### [Website and app data records]
• • • •
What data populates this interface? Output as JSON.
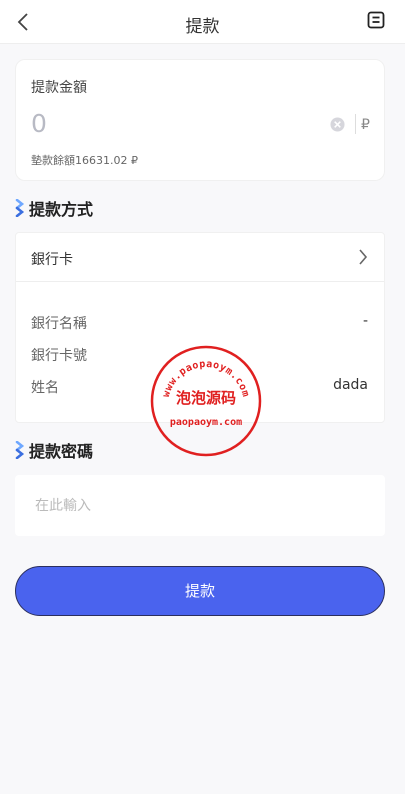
{
  "header": {
    "title": "提款"
  },
  "amount": {
    "label": "提款金額",
    "value": "0",
    "currency": "₽",
    "balance": "墊款餘額16631.02 ₽"
  },
  "method_section": {
    "title": "提款方式",
    "selected": "銀行卡",
    "fields": [
      {
        "label": "銀行名稱",
        "value": "-"
      },
      {
        "label": "銀行卡號",
        "value": ""
      },
      {
        "label": "姓名",
        "value": "dada"
      }
    ]
  },
  "password_section": {
    "title": "提款密碼",
    "placeholder": "在此輸入"
  },
  "submit_label": "提款",
  "watermark": {
    "top": "www.paopaoym.com",
    "middle": "泡泡源码",
    "bottom": "paopaoym.com"
  },
  "colors": {
    "accent": "#4a63ee",
    "stamp": "#e02020",
    "section_icon": "#3b82f6"
  }
}
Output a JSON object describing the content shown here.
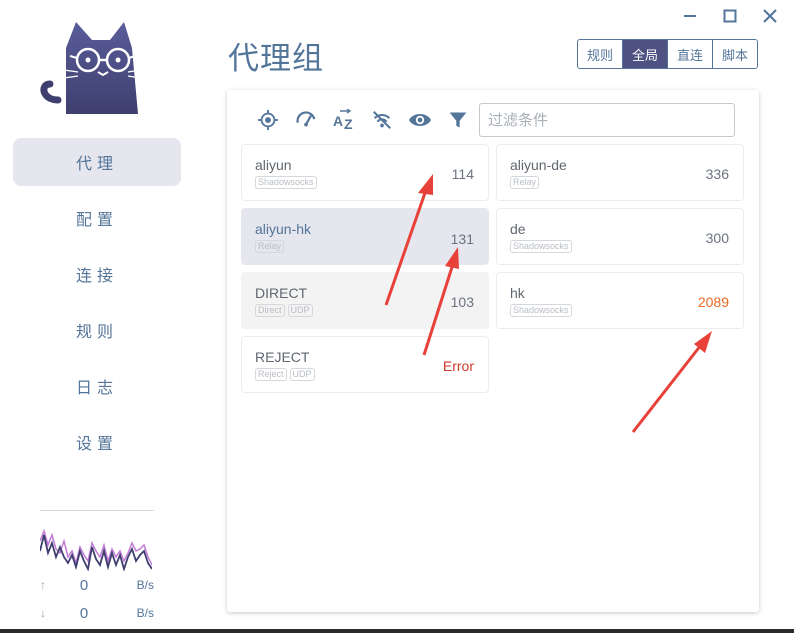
{
  "window": {
    "controls": [
      {
        "name": "minimize-icon",
        "glyph": "—"
      },
      {
        "name": "maximize-icon",
        "glyph": "▢"
      },
      {
        "name": "close-icon",
        "glyph": "✕"
      }
    ]
  },
  "sidebar": {
    "logo_icon": "cat-logo-icon",
    "items": [
      {
        "label": "代理",
        "active": true
      },
      {
        "label": "配置",
        "active": false
      },
      {
        "label": "连接",
        "active": false
      },
      {
        "label": "规则",
        "active": false
      },
      {
        "label": "日志",
        "active": false
      },
      {
        "label": "设置",
        "active": false
      }
    ],
    "traffic": {
      "up": {
        "value": "0",
        "unit": "B/s"
      },
      "down": {
        "value": "0",
        "unit": "B/s"
      }
    }
  },
  "header": {
    "title": "代理组",
    "modes": [
      {
        "label": "规则",
        "active": false
      },
      {
        "label": "全局",
        "active": true
      },
      {
        "label": "直连",
        "active": false
      },
      {
        "label": "脚本",
        "active": false
      }
    ]
  },
  "toolbar": {
    "icons": [
      "locate-icon",
      "speed-test-icon",
      "sort-az-icon",
      "hide-unavailable-icon",
      "eye-icon",
      "filter-icon"
    ],
    "filter_placeholder": "过滤条件"
  },
  "proxies": [
    {
      "name": "aliyun",
      "tags": [
        "Shadowsocks"
      ],
      "delay": "114",
      "state": "normal"
    },
    {
      "name": "aliyun-de",
      "tags": [
        "Relay"
      ],
      "delay": "336",
      "state": "normal"
    },
    {
      "name": "aliyun-hk",
      "tags": [
        "Relay"
      ],
      "delay": "131",
      "state": "selected"
    },
    {
      "name": "de",
      "tags": [
        "Shadowsocks"
      ],
      "delay": "300",
      "state": "normal"
    },
    {
      "name": "DIRECT",
      "tags": [
        "Direct",
        "UDP"
      ],
      "delay": "103",
      "state": "dim"
    },
    {
      "name": "hk",
      "tags": [
        "Shadowsocks"
      ],
      "delay": "2089",
      "state": "warn"
    },
    {
      "name": "REJECT",
      "tags": [
        "Reject",
        "UDP"
      ],
      "delay": "Error",
      "state": "error"
    }
  ],
  "colors": {
    "accent": "#4e5283",
    "text": "#54759a",
    "warn": "#ea6a24",
    "error": "#ce3a2b",
    "annotation": "#e8413a"
  }
}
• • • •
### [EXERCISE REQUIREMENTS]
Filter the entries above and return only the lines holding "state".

### [EXERCISE RESULT]
      "state": "normal"
      "state": "normal"
      "state": "selected"
      "state": "normal"
      "state": "dim"
      "state": "warn"
      "state": "error"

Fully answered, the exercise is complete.